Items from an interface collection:
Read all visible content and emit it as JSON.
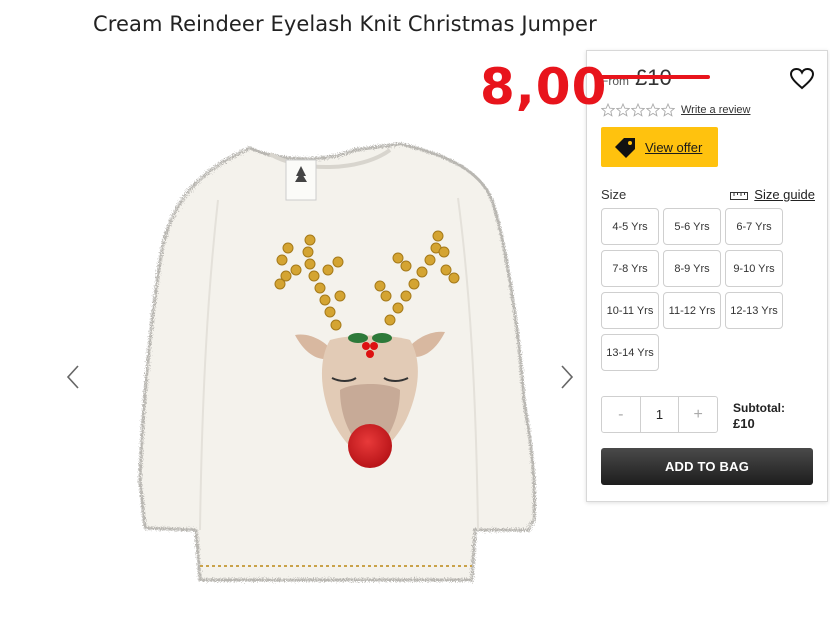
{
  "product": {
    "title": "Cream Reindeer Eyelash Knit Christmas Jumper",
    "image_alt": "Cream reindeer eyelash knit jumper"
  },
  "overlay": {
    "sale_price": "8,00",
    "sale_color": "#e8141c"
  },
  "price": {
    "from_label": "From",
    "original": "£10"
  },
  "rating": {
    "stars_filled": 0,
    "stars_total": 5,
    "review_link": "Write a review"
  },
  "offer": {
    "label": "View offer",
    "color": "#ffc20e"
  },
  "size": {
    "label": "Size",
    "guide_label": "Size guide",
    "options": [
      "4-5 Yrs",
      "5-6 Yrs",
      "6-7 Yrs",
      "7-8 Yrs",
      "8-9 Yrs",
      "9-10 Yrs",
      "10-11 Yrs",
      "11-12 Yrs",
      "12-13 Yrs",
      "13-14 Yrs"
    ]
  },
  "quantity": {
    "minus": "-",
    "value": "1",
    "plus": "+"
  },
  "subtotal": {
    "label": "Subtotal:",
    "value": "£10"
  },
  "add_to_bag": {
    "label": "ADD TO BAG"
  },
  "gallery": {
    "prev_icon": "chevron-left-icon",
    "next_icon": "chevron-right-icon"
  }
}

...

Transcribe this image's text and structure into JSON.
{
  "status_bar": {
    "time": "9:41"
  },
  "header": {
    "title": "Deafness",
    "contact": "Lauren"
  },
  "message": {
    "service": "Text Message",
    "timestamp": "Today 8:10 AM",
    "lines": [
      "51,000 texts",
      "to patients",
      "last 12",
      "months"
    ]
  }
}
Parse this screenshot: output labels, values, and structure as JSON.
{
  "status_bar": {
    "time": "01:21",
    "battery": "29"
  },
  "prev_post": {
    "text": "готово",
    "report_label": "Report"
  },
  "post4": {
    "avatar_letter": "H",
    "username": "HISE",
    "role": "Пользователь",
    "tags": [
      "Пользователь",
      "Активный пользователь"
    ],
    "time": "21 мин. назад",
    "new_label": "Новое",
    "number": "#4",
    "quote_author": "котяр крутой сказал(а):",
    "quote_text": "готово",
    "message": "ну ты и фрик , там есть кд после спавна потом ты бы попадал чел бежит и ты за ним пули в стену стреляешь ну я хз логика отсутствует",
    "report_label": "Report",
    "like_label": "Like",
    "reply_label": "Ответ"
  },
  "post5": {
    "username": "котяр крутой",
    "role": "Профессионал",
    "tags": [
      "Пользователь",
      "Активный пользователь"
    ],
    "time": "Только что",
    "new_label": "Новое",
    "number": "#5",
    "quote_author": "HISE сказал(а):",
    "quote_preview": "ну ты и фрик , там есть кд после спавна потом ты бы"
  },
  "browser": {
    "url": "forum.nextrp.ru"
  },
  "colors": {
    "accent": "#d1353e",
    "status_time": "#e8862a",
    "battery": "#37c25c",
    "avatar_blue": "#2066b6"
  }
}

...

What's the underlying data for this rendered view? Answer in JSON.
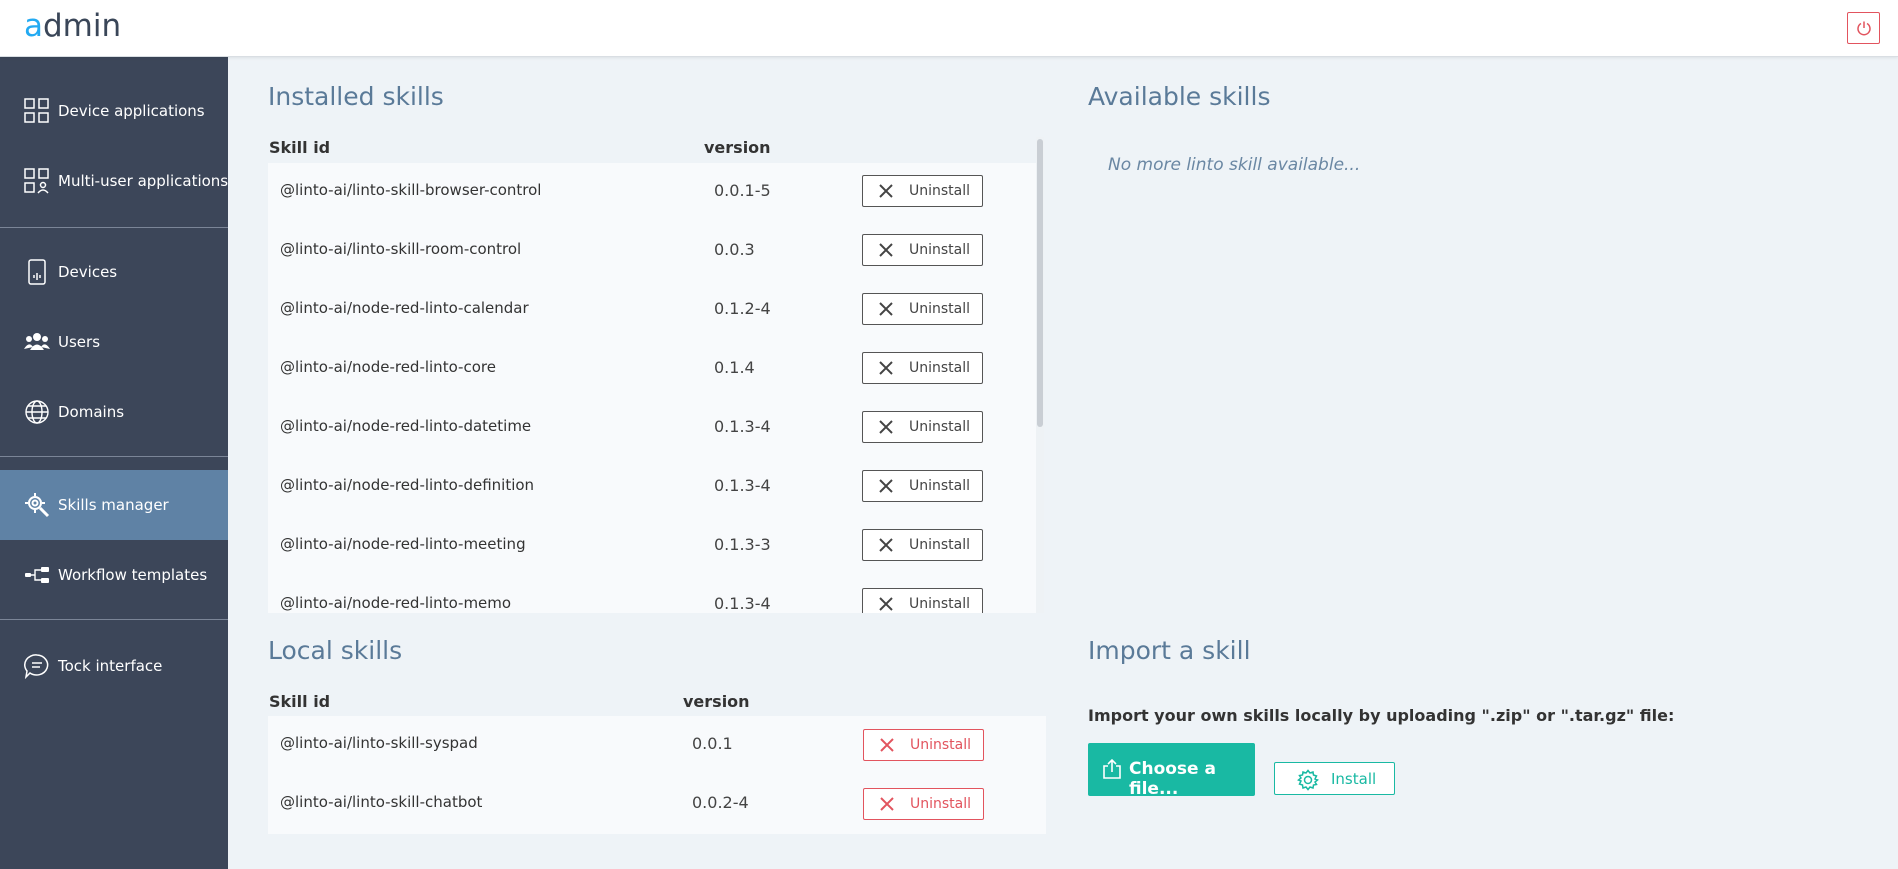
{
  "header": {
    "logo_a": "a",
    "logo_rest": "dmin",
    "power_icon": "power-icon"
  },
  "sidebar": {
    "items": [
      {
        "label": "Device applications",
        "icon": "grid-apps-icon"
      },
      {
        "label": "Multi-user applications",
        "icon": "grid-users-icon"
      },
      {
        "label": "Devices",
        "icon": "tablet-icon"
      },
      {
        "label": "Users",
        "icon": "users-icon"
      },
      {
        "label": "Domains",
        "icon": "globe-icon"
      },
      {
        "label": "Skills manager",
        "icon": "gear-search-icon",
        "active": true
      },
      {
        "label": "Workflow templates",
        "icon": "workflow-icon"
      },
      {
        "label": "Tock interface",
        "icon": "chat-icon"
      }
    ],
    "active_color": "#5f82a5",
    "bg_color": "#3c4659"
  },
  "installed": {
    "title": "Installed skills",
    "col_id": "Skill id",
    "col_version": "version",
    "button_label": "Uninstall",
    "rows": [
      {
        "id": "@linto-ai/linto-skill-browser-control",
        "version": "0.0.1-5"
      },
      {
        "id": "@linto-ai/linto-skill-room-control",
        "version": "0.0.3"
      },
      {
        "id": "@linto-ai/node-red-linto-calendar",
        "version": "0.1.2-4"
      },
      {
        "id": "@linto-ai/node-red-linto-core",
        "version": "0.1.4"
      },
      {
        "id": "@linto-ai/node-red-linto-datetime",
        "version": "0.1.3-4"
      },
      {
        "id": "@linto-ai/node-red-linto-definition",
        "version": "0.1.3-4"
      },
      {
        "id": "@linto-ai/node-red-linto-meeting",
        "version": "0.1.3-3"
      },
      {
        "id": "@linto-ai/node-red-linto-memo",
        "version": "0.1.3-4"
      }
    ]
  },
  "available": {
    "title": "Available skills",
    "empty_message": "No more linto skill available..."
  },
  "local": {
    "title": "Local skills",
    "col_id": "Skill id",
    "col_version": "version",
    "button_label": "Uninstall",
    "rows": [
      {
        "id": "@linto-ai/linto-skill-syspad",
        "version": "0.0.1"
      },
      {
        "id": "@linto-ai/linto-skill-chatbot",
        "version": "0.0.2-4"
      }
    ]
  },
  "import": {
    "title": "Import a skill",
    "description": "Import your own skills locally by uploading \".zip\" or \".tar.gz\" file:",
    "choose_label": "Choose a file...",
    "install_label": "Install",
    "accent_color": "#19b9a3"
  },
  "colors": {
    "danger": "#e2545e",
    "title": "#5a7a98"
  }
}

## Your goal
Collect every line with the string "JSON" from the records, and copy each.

## Response for this exercise
Read all visible content and emit it as JSON.
Transcribe this image's text and structure into JSON.
Parse this screenshot: output labels, values, and structure as JSON.
What's the underlying data for this rendered view? Answer in JSON.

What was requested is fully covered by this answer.